▶ What to work on:
Search the material for the string "предпочтения" and copy each line where it occurs.

▶ Records provided:

== Segment start ==

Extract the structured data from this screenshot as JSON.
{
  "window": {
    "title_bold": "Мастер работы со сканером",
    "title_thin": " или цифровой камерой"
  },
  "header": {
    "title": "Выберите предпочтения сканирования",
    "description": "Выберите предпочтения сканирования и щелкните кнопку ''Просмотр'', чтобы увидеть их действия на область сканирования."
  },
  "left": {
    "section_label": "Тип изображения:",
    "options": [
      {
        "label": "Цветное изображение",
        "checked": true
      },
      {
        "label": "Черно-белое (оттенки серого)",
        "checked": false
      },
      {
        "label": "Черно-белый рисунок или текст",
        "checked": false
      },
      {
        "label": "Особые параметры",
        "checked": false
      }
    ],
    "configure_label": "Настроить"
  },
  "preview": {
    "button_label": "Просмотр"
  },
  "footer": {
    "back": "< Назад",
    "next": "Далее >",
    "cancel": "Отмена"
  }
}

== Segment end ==

▶ Problem solution:
    "title": "Выберите предпочтения сканирования",
    "description": "Выберите предпочтения сканирования и щелкните кнопку ''Просмотр'', чтобы увидеть их действия на область сканирования."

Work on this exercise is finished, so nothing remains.